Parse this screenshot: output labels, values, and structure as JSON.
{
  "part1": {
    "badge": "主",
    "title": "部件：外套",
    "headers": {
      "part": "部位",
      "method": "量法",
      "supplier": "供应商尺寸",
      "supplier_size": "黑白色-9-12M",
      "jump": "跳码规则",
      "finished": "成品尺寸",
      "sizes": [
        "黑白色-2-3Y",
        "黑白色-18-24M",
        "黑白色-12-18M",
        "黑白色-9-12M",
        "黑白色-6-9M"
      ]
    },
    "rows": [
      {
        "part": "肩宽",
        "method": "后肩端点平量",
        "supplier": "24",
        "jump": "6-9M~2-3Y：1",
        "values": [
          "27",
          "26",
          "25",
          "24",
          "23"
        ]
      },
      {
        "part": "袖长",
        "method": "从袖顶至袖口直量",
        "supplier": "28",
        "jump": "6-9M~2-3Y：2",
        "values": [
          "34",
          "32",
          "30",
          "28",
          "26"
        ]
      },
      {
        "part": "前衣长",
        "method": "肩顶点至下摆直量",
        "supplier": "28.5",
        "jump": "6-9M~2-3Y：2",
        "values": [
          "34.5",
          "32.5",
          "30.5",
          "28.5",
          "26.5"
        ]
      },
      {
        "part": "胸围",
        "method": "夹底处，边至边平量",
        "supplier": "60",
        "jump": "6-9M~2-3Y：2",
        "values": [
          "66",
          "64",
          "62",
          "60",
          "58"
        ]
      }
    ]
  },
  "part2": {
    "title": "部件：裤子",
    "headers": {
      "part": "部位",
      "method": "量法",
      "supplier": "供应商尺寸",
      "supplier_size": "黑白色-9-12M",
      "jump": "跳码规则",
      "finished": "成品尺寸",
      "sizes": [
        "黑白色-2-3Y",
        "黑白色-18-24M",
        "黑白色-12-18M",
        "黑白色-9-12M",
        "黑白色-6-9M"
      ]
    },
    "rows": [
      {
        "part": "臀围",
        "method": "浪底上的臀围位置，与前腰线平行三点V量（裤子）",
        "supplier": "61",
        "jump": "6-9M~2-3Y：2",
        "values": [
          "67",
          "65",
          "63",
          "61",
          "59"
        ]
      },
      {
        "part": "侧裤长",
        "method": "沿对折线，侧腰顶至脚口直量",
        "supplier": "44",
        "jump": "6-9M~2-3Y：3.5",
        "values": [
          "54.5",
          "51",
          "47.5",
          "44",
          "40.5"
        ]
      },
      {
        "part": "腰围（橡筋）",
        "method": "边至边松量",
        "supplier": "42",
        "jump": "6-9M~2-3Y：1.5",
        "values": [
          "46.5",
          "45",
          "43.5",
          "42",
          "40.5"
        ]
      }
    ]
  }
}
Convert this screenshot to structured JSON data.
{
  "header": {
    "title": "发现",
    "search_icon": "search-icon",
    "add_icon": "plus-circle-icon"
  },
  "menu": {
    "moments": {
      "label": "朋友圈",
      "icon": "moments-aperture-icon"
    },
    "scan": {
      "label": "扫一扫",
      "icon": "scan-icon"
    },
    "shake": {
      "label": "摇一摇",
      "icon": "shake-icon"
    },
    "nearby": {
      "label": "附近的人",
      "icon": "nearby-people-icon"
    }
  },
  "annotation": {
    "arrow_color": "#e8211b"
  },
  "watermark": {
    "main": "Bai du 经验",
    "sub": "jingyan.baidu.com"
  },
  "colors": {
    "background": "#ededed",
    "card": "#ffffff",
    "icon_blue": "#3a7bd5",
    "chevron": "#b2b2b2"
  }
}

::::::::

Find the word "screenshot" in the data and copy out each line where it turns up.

Parse this screenshot: output labels, values, and structure as JSON.
Convert this screenshot to structured JSON data.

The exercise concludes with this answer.